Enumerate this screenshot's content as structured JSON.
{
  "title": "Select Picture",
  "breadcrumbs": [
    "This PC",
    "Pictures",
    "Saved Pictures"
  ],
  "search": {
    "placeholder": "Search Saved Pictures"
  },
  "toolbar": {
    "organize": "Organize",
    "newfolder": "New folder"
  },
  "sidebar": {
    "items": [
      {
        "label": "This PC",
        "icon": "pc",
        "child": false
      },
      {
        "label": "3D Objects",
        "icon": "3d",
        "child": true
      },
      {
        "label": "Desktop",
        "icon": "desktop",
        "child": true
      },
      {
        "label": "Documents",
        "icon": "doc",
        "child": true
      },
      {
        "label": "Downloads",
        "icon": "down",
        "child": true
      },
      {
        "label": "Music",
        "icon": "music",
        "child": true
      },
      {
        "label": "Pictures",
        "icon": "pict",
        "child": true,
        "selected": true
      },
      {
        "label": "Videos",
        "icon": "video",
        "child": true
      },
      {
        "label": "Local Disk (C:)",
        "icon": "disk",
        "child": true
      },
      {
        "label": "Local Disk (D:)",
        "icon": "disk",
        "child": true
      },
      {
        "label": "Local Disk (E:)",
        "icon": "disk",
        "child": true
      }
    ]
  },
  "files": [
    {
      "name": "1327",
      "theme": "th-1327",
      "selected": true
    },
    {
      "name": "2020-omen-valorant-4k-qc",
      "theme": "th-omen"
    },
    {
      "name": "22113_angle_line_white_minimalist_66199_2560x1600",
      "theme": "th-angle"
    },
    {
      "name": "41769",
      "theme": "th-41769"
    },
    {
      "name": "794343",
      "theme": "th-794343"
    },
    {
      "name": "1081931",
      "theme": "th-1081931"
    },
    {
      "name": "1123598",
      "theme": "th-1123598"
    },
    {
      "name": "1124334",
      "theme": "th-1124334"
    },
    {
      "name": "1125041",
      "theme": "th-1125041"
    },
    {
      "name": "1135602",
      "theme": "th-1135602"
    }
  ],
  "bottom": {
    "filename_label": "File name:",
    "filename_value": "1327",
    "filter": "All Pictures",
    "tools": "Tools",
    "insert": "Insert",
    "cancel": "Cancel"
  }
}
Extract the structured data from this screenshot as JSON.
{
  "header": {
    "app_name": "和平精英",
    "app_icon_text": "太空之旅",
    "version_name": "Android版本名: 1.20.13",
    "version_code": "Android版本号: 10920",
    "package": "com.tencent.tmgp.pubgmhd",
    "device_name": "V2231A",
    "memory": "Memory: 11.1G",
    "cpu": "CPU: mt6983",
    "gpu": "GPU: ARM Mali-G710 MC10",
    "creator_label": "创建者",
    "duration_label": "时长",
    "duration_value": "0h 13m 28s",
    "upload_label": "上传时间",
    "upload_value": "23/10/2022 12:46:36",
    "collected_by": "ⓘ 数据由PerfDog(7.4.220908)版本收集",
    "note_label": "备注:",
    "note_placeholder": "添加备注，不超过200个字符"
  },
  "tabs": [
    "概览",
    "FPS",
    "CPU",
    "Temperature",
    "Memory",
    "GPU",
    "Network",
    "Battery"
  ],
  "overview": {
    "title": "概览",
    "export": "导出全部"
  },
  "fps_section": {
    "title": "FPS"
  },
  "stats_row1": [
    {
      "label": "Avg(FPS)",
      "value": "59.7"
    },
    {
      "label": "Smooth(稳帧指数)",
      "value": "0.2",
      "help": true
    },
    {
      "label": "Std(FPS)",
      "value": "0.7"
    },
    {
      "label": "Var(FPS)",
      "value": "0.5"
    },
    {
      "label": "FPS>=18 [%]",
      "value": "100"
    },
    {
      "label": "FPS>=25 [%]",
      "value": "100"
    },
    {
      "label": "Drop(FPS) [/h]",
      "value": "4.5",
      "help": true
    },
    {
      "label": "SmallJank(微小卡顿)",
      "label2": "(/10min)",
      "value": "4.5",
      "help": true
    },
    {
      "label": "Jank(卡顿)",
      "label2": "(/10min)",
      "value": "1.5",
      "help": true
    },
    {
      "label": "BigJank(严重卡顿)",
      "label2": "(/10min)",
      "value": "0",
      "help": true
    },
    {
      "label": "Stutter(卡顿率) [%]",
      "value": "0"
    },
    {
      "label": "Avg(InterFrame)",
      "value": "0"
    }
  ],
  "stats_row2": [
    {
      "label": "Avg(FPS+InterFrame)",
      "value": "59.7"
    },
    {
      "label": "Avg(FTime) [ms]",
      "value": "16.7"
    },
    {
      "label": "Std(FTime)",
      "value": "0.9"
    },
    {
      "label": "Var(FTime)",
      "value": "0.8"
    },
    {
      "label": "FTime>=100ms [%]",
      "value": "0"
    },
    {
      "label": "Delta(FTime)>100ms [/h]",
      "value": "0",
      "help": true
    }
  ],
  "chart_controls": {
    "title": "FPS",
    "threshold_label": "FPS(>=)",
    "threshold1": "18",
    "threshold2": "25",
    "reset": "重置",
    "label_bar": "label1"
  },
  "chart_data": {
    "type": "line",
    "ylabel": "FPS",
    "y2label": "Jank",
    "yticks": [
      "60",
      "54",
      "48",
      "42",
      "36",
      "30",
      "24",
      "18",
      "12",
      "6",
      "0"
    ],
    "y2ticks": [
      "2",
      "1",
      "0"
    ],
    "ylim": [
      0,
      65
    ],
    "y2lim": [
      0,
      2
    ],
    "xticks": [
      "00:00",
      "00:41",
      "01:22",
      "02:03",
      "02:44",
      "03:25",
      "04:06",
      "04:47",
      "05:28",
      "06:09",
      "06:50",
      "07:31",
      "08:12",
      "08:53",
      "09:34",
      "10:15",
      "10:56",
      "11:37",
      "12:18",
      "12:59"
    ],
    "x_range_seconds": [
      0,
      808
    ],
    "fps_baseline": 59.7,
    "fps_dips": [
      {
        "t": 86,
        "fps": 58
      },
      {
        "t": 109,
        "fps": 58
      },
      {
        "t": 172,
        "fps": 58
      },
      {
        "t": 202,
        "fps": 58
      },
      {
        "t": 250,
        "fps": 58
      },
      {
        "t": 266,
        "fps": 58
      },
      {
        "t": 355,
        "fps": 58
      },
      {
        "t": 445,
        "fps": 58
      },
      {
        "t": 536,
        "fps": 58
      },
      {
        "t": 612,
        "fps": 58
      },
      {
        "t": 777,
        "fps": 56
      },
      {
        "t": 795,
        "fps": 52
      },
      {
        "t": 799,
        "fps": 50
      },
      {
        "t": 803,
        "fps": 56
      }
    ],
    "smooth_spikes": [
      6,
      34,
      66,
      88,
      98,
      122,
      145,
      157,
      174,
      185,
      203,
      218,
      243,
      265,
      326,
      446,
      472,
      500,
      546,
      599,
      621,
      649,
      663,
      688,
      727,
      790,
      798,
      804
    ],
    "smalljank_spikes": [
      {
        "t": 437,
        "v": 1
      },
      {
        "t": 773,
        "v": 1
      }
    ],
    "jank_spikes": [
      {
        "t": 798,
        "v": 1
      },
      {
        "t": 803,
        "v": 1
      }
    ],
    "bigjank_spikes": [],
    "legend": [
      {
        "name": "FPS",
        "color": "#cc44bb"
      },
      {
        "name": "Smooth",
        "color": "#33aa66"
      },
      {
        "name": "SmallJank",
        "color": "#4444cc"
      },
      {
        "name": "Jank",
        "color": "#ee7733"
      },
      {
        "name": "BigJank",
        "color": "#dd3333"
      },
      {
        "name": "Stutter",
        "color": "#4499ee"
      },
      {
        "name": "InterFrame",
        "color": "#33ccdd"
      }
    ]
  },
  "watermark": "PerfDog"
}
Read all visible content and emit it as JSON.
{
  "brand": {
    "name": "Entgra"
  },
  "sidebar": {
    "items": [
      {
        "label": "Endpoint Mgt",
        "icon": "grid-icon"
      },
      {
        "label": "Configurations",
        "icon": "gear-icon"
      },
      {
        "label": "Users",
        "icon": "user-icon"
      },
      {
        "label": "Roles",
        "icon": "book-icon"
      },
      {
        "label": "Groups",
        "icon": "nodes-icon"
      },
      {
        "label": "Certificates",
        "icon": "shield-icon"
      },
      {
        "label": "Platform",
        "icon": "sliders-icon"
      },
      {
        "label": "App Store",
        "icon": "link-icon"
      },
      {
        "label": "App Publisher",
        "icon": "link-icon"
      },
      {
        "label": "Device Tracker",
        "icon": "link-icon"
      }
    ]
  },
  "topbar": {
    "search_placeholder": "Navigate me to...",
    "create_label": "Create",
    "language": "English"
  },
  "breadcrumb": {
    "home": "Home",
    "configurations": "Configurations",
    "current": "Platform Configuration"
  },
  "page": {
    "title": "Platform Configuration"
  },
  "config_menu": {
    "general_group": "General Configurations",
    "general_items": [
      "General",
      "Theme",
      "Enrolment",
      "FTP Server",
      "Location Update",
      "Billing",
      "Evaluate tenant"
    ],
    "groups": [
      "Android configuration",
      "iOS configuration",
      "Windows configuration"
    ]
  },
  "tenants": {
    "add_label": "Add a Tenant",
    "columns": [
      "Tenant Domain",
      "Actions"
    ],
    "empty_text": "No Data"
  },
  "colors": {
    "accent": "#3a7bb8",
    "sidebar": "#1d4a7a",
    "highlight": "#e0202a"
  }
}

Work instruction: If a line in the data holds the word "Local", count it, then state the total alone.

Result of the task: 3